DIRECTIONS FOR THIS TASK: Check which lines in the records hold "Period" and report how many there are, with no other text.

DATASET ENTRIES:
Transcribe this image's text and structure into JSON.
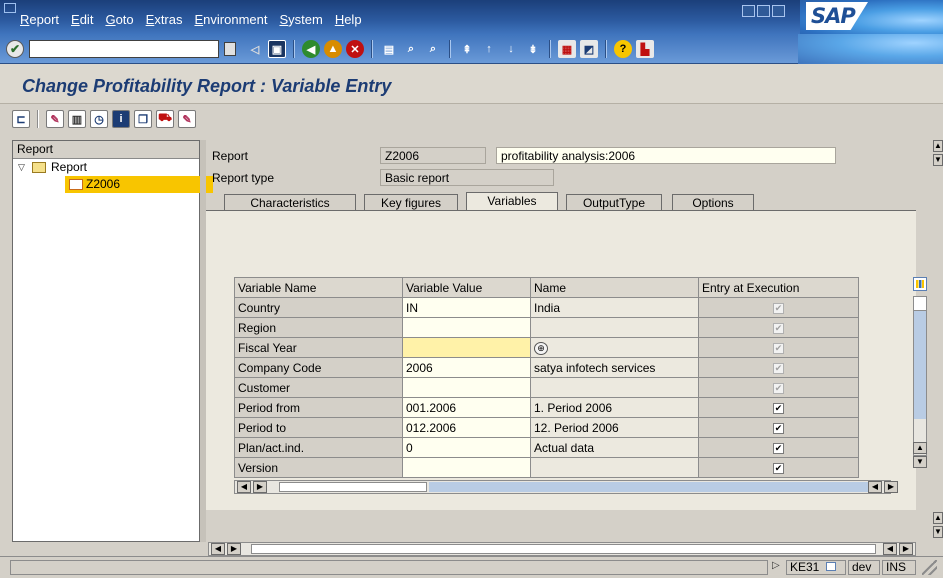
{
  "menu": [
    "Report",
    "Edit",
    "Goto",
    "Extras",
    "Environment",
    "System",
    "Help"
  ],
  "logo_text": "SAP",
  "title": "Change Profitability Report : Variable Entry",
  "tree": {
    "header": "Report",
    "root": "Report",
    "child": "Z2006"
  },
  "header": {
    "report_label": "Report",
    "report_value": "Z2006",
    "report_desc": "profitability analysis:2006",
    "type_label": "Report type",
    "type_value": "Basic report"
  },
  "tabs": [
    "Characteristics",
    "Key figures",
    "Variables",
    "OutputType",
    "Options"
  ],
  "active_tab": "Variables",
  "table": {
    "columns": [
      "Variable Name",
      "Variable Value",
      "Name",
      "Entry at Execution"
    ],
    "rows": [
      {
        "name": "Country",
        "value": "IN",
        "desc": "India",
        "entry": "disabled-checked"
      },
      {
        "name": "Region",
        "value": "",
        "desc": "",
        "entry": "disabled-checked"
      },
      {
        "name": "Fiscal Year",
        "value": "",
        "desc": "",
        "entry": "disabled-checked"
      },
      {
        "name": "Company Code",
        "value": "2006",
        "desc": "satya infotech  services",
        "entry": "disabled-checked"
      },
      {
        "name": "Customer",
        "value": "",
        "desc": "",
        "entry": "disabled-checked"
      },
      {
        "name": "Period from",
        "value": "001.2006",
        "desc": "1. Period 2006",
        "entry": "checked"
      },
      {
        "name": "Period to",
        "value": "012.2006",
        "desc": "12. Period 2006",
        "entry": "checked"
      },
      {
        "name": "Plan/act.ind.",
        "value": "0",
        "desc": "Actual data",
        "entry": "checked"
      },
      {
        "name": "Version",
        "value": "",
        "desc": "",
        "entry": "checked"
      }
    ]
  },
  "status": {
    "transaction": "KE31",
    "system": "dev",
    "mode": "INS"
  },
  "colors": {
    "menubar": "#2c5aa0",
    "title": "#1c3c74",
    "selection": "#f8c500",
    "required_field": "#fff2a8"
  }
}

ANSWER: 4